Top Customer Reviews
The thing to understand about bear canisters is that they are, of necessity, a compromise. They've got to be large enough to hold your food, but small enough to carry. So, any bear canister is going to be too small to carry all the food you'd like, and it's going to be too large to carry in your pack. That's just the nature of the compromise involved. The only question is how well a canister manages the compromise.
The BV500 does as good a job as can be expected. It's large enough to hold food for one person for up to a week, so long as you pack only food that packs compactly, like Mountain House and beef jerky. It's larger than other full-size canisters, it lets you see what's inside, and it has a wide mouth, which makes it easy to get stuff in and out.
At the same time, the BV500 is small enough that I can strap it to the outside of my internal-frame pack. If your pack has straps for attaching a tent to the outside, they should hold the BV 500--just use some mini-bungee cords to pull the straps together and keep them from sliding off the sides of the canister. Otherwise, use regular-size bungees to attach the canister to the back of the pack. A full canister is heavy enough that I do not recommend strapping it to the top of a pack.
The BV500 is no easier or harder to open than any other canister. It can be a bit of a chore to open in cold weather, but I have found that sliding a pocket-knife blade under the catch makes it much easier to release.
Finally, the BV500 is somewhat lighter than other full-size canisters. It's not as light as an Ursack, of course, but we hike in places where only canisters are permitted--no Ursacks. I have considered a carbon-fiber canister to get the canister weight down, but $200 seems a bit pricey.
In short, I think the BV500 is the best at what it does. I still hate it, but can recommend it without hesitation.
First, ignore the instructions that say open it with your finger nail. Use the dull back end a plastic pen such as a cheap Papermate, or a small hard stick, or other implement that is soft enough that it doesn't harm the canister plastic. You have to press in the black plastic tooth while rotating the black canister top. This means deforming the lower edge of the black canister top such that its locking tooth passes the locking tooth on the clear bottom. Frankly, this is a pain until you get the hang of it and it is difficult to do when the plastic is cold and stiff.

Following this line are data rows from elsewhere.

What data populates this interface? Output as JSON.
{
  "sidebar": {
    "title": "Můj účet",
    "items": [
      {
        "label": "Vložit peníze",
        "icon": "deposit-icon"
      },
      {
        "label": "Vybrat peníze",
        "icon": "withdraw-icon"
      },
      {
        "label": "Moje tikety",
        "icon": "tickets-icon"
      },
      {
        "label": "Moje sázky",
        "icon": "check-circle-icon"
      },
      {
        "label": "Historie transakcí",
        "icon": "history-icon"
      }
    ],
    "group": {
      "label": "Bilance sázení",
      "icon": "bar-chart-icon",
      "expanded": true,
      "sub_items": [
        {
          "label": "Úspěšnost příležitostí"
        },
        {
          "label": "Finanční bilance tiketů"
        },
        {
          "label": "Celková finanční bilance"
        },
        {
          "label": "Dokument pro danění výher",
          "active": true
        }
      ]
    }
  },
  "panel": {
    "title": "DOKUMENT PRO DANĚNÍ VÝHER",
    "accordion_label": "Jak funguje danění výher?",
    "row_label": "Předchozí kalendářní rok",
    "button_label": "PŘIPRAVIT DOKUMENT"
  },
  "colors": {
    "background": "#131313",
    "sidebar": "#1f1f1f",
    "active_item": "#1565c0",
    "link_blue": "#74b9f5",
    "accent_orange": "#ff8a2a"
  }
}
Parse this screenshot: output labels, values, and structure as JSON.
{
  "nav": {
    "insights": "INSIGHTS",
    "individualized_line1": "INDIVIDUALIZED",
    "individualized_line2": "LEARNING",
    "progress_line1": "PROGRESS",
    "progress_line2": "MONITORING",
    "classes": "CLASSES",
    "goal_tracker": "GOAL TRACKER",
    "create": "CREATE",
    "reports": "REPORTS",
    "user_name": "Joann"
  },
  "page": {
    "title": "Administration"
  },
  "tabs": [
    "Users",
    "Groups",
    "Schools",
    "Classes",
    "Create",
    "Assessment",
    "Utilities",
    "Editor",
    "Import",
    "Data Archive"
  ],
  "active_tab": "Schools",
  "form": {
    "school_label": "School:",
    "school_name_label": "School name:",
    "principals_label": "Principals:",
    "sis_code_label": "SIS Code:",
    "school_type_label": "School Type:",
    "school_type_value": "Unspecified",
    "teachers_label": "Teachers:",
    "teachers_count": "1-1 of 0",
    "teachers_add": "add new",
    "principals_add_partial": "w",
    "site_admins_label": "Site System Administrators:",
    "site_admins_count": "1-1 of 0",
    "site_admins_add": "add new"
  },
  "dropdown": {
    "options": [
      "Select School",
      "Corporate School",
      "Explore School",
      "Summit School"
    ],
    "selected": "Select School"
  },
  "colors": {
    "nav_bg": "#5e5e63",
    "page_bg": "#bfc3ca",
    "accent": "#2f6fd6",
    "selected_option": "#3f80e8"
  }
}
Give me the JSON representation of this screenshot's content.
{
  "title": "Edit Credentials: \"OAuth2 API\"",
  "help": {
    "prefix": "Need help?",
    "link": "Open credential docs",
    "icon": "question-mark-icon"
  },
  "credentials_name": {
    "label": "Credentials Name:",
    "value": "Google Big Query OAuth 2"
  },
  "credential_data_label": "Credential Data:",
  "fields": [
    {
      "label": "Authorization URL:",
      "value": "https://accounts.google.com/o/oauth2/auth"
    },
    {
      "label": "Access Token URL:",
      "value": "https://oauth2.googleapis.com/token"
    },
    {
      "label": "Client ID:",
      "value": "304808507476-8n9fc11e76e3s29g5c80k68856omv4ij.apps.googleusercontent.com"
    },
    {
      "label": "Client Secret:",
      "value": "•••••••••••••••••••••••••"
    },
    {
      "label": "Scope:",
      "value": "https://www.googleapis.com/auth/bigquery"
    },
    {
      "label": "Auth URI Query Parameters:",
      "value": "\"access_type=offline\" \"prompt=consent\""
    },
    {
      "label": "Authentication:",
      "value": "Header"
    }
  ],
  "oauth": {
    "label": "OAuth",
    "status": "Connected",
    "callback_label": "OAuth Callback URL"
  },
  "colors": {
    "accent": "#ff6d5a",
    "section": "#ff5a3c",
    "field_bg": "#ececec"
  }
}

Second, tie some strong cord, such as climbing accessory cord, around the canister using one of the grooves in the middle of the canister. Use the cord to tie the canister to a tree. If you do not tie it down, animals will roll it around and it will be somewhere else in the morning. Don't put it out at night near a steep hill, boulder field, or water if you want to see it again.
If an animal tips it over, rain can seep inside. Adding your own gasket makes it too difficult to open so skip that idea. If your canister is new and you have screwed it down tight to keep the water out, you may have trouble opening it after a change in altitude. This is really baffling the first time it happens. Bang the side of the top on a tree trunk to break the seal. Once the edge of the clear part is roughed up from use this is no longer a problem. Where I camp in the mountains the threads get wet and freeze making it difficult to open. I wiped the threads with silicone and that helps. If it looks like rain, put the canister out at night in a waterproof stuff sack or plastic bag, and if it does freeze, thaw it in your sleeping bag.